[The task]
Down to the final line, write out the material beneath exactly, without pictures.

*** Input data Section Begins ***

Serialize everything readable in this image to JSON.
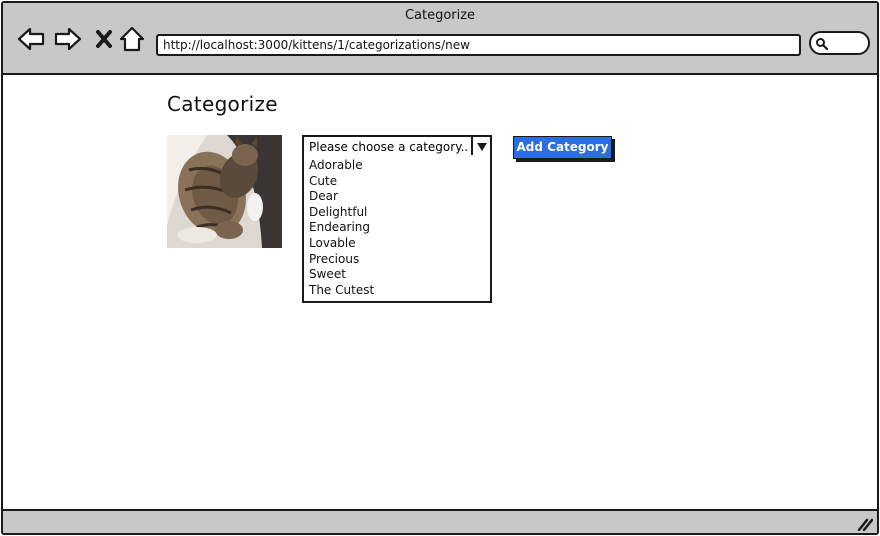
{
  "window": {
    "title": "Categorize",
    "address": "http://localhost:3000/kittens/1/categorizations/new"
  },
  "nav": {
    "icons": [
      "back-arrow-icon",
      "forward-arrow-icon",
      "close-x-icon",
      "home-icon"
    ]
  },
  "page": {
    "heading": "Categorize",
    "image_alt_icon": "cat-photo",
    "select": {
      "selected": "Please choose a category...",
      "options": [
        "Adorable",
        "Cute",
        "Dear",
        "Delightful",
        "Endearing",
        "Lovable",
        "Precious",
        "Sweet",
        "The Cutest"
      ]
    },
    "add_button_label": "Add Category"
  },
  "colors": {
    "chrome": "#c8c8c8",
    "button": "#2a6ee0",
    "border": "#1a1a1a"
  }
}
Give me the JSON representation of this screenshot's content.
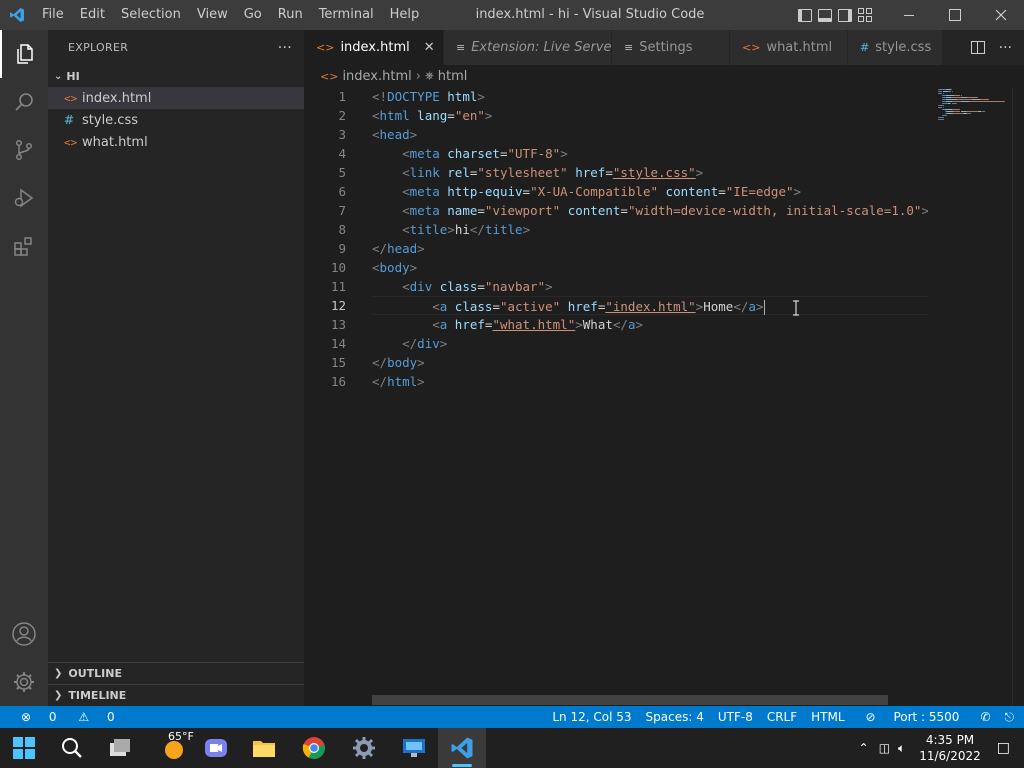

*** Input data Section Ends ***

[Response for this exercise]
Serialize everything readable in this image to JSON.
{
  "window": {
    "title": "Categorize",
    "address": "http://localhost:3000/kittens/1/categorizations/new"
  },
  "nav": {
    "icons": [
      "back-arrow-icon",
      "forward-arrow-icon",
      "close-x-icon",
      "home-icon"
    ]
  },
  "page": {
    "heading": "Categorize",
    "image_alt_icon": "cat-photo",
    "select": {
      "selected": "Please choose a category...",
      "options": [
        "Adorable",
        "Cute",
        "Dear",
        "Delightful",
        "Endearing",
        "Lovable",
        "Precious",
        "Sweet",
        "The Cutest"
      ]
    },
    "add_button_label": "Add Category"
  },
  "colors": {
    "chrome": "#c8c8c8",
    "button": "#2a6ee0",
    "border": "#1a1a1a"
  }
}
Give me the JSON representation of this screenshot's content.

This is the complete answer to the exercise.